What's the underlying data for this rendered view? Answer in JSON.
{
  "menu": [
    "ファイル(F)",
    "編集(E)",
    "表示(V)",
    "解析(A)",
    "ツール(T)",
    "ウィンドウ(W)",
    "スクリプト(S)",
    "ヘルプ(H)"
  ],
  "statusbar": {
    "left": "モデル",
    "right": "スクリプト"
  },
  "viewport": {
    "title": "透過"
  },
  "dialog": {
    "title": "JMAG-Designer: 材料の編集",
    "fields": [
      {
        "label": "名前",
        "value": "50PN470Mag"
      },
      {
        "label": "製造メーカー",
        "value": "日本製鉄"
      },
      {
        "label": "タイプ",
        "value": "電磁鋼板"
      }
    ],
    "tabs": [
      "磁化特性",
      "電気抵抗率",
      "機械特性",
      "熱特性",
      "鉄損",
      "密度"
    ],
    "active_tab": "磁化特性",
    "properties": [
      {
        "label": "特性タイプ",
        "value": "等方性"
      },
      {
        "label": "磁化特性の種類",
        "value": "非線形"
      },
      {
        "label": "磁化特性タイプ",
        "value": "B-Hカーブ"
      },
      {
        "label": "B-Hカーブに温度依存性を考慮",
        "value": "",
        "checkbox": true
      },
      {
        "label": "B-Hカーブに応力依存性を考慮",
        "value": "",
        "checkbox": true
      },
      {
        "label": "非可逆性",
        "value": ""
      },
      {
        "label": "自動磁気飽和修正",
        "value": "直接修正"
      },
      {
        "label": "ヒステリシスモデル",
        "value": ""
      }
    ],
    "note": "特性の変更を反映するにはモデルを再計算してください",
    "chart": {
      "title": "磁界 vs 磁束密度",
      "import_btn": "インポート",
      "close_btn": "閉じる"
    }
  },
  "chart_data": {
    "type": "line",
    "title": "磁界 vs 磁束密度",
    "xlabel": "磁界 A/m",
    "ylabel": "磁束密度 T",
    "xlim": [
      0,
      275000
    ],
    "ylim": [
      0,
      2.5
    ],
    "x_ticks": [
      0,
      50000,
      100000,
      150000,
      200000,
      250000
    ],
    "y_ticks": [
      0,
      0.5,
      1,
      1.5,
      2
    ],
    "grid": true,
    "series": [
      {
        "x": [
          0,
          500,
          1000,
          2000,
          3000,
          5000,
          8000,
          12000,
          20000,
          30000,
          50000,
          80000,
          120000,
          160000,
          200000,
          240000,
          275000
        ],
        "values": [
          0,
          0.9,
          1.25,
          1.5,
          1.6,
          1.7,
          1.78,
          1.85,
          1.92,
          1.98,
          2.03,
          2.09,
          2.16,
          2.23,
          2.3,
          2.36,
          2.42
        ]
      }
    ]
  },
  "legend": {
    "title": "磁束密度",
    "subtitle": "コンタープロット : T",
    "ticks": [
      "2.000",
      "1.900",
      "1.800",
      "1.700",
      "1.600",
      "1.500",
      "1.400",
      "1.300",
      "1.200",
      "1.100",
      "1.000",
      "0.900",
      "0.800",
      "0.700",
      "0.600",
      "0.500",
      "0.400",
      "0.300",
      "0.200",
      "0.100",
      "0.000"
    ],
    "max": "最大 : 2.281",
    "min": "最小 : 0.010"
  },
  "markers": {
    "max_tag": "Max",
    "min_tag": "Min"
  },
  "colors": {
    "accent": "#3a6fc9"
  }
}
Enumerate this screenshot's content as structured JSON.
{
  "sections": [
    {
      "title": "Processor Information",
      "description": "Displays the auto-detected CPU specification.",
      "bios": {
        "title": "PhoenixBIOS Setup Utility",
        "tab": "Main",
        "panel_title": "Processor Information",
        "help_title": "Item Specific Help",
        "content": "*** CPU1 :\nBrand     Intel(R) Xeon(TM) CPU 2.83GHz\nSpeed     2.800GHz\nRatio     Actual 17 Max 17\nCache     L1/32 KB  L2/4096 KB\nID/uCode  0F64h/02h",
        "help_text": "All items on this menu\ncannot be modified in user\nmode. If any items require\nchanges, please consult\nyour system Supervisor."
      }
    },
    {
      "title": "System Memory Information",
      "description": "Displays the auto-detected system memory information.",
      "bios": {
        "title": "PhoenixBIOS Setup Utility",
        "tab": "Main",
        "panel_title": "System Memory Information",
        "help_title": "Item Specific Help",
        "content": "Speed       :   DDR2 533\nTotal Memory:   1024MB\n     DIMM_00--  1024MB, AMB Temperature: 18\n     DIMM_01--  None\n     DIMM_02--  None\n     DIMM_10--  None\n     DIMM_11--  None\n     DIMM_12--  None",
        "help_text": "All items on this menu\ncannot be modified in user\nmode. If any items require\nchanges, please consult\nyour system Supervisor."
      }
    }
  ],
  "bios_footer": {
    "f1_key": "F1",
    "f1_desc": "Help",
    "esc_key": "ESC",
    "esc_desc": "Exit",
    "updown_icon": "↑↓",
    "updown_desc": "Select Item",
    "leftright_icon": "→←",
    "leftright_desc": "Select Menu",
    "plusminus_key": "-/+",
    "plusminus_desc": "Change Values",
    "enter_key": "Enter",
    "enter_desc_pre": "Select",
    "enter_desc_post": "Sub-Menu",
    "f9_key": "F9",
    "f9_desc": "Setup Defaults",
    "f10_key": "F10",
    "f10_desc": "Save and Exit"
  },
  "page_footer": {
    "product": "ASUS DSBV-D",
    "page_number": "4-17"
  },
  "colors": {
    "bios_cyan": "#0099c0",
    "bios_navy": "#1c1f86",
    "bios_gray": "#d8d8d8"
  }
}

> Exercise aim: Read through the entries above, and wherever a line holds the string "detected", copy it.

> Answer to this problem:
      "description": "Displays the auto-detected CPU specification.",
      "description": "Displays the auto-detected system memory information.",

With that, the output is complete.